In a letter from March, the office of former president Barack Obama condemned a congressional investigation into former vice president and now presumptive Democratic nominee Joe Biden and his son, Hunter Biden. You likely remember the Republicans’ incessant focus on Hunter Biden’s position at Burisma Holdings, a Ukrainian natural energy company. Trump and various Republican allies have alleged that there’s a scandal there, and alleged possible conflict of interest for Joe Biden, who was key on Ukraine policy at the time. And of course, Republicans had claimed this investigation had nothing to do with wanting to distract from Trump’s impeachment proceedings or the upcoming general election. 

In the private letter signed by Obama’s records representative and now available because the office released it to BuzzFeed News upon request, Obama’s office described it as an effort to "to shift the blame for Russian interference in the 2016 election to Ukraine” and said it was “without precedent." The letter, which was first obtained and reported on by BuzzFeed News, does not actually explicitly mention Biden by name, and does agree to release the requested presidential records.  

"The request for early release of presidential records in order to give credence to a Russian disinformation campaign--one that has already been thoroughly investigated by a bipartisan congressional committee--is without precedent," the letter, dated March 13 and sent to the National Archives and Records Administration (which maintains presidential records), says in part. 
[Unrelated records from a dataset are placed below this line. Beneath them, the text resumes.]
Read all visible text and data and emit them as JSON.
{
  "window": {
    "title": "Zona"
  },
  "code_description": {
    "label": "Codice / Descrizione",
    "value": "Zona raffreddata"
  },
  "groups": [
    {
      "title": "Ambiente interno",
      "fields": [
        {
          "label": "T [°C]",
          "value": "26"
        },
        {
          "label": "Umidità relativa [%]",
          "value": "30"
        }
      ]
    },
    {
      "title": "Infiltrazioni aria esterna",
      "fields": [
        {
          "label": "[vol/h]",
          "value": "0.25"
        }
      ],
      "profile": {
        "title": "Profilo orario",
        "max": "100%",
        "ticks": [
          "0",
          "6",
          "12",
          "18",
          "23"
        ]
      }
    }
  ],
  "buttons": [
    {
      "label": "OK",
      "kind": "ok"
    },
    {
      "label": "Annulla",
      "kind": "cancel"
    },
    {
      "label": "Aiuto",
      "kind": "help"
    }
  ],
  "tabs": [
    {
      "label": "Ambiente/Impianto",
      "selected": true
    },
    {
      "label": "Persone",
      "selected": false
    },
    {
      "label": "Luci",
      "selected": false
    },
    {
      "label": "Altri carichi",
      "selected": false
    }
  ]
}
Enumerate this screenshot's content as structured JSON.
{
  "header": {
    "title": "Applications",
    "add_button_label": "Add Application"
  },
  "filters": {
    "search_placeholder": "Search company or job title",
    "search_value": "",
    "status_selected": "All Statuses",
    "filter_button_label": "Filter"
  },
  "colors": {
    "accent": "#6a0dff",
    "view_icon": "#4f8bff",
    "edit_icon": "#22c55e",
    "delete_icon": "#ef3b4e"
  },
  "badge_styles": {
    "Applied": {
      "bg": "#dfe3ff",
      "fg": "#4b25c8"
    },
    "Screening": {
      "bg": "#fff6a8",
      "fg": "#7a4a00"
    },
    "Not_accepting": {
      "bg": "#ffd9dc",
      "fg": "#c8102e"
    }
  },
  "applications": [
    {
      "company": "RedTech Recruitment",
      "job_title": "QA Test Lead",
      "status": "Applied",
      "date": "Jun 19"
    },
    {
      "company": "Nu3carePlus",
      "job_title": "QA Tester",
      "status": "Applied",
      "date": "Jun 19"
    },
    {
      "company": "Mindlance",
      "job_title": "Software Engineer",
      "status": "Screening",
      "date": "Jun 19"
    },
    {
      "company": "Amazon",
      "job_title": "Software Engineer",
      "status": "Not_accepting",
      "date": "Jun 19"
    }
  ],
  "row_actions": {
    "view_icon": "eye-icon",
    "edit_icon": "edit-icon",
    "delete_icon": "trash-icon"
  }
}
As a quick review, Republican Sens. Chuck Grassley and Ron Johnson made the record request in November 2019. The two senators have effectively spearheaded the investigation into the Bidens and Ukraine, and have been doing so since last fall. Both wanted records on meetings between Ukrainian officials and the Obama administration from the National Archives. 

The letter from Obama’s office refers to former National Security Council analyst and Russia expert Fiona Hill’s now-viral opening testimony about the notion that it was Ukraine, not Russia, that had a misinformation effort in the 2016 election. She said it’s “a fictional narrative that has been perpetrated and propagated by the Russian security services themselves.”

The Obama office relented and has allowed the records to be released "in the interest of countering the misinformation campaign underlying this request.” Former presidents (and technically, current presidents, though it’s no surprise that representatives for Trump wouldn’t do so) are allowed to review and use executive privileges on record requests thanks to a federal mandate. But neither Obama’s office nor Trump’s did so. Obama’s office released the records essentially to counter the message that is beneath the request.

The letter finishes: “We emphasize that abuse of the special access process strikes at the heart of presidential confidentiality interests and undermines the statutory framework and norms that govern access to presidential records.”

At the time of Trump’s impeachment trial in the Senate, Republicans went out of their way to distract from any perceived weakness and create an enemy—in this case, Hunter Biden and Ukraine. But it didn’t end there. For example, Sens. Grassley and Johnson have reportedly recently dug into Secret Service documents to see whether Joe and Hunter Biden ever overlapped on trips to Ukraine. It’s endless. Even now, as a global pandemic rages on and the United States continues to fumble public health crisis management, GOP senators continue to dig into the Burisma theories.